SALT LAKE CITY – Going to the airport and taking a flight can be a thrill, especially if it’s your first time on a plane. But, it can also be a challenge.
“You think about the lines that you go through, the different noises, the different smells that you experience during a travel encounter, that can become extremely overwhelming for individuals on the Autism spectrum,” said James Vaughn.
Vaughn is the President of Families for Autism and Asperger’s Standing Together (F.A.A.S.T.).
To help parents and their kids get ready to fly, Vaughn helped organize the ‘Taking Flight for Autism’ event, a simulation at the Salt Lake City International Airport. Thirty families went through check-in, security and boarding to practice and ease some fears. But the training isn’t just for the kids going on their first flight.

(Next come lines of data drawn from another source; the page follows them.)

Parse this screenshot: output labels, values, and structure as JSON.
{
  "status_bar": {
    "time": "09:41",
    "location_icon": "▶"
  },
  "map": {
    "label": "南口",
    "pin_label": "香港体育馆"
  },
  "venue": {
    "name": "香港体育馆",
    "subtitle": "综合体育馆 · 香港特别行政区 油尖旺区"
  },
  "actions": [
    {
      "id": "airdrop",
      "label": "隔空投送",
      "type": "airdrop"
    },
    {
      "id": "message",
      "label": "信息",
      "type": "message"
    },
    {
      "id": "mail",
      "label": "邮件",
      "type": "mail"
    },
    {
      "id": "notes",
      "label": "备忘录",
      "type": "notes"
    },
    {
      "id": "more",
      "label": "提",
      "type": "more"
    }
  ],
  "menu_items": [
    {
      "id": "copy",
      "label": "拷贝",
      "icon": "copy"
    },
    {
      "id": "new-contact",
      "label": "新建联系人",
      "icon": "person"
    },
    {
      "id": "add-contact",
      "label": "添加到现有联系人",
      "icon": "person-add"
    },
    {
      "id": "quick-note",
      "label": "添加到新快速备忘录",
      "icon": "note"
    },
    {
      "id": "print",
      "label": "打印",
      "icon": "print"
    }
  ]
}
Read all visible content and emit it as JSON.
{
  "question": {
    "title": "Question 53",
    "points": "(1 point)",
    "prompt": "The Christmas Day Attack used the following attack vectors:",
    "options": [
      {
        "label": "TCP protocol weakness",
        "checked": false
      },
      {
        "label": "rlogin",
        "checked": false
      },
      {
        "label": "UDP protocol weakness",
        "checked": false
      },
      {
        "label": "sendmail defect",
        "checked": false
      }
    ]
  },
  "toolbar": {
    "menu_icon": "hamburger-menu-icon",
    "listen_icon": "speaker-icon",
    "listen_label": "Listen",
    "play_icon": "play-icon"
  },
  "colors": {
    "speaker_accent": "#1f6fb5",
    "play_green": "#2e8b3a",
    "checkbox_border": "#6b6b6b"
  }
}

“It trains the stewardesses and the people that were here to know what to expect in case they see a child with a meltdown; they’re not thinking, they’re being naughty or whatever,” said Lisa Pauley.

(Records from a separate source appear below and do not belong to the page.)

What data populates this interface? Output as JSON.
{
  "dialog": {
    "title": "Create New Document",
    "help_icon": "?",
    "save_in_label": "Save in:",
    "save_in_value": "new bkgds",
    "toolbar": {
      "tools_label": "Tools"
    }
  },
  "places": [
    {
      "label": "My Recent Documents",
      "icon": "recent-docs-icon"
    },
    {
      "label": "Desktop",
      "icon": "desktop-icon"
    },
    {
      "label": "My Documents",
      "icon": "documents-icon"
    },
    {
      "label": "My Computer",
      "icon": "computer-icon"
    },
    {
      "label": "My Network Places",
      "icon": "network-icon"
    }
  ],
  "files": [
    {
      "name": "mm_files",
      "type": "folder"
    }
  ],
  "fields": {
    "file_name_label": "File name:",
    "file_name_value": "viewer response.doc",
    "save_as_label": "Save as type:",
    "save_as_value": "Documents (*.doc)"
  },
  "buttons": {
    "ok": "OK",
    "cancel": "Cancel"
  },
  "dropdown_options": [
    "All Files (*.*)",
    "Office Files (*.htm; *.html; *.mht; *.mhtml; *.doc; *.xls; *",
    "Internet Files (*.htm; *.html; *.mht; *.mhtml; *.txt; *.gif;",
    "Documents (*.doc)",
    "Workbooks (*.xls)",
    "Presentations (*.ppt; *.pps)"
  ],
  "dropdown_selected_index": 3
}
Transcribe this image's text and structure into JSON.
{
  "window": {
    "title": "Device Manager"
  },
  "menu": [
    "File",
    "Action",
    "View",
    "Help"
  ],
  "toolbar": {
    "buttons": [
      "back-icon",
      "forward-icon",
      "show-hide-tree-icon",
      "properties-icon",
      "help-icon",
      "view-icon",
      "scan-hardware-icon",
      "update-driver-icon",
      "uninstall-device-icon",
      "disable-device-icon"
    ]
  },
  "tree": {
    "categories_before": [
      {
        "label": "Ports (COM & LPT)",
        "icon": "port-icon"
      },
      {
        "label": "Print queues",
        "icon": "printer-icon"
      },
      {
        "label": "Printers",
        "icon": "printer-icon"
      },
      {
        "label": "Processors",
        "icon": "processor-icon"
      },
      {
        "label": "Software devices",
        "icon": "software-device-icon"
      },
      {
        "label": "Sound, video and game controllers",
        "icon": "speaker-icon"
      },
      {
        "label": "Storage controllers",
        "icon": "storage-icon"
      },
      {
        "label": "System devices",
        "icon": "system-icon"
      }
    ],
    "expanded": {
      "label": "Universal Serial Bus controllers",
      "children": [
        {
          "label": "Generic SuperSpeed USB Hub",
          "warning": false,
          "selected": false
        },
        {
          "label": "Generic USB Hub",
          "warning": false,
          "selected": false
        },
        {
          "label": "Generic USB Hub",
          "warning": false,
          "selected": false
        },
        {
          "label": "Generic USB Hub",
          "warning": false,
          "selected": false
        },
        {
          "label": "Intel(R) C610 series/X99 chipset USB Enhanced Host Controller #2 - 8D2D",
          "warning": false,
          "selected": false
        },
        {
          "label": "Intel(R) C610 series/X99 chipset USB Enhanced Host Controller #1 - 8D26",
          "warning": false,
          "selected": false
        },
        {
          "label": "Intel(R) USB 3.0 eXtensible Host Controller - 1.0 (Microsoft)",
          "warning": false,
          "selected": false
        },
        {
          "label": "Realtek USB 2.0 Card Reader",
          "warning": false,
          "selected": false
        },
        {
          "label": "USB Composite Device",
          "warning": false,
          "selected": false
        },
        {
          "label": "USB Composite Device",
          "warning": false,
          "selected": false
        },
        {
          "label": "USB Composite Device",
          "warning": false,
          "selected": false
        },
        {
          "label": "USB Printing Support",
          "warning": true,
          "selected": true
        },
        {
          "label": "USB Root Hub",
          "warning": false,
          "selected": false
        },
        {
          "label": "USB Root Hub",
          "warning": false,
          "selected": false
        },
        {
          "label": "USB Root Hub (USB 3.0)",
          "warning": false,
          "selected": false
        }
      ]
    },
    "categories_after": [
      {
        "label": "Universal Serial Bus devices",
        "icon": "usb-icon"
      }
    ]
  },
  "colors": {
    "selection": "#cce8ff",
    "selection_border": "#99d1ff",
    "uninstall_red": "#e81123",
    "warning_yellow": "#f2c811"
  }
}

Her son, Davis, is on the Autism spectrum. Together, they will fly to southern California in three weeks for a family vacation.
Davis had heard the bathrooms on an airplane can be loud. That created some anxiety, for both him and his mother. During the simulation, he had a chance to work through that anxiety and check out the bathrooms for himself.
It's the little things like that his mom Lisa says most people don’t think of when it comes to working with people on the Autism spectrum.
If you can to learn about future ‘Taking Flight for Autism’ events you can visit the F.A.A.S.T. Facebook page.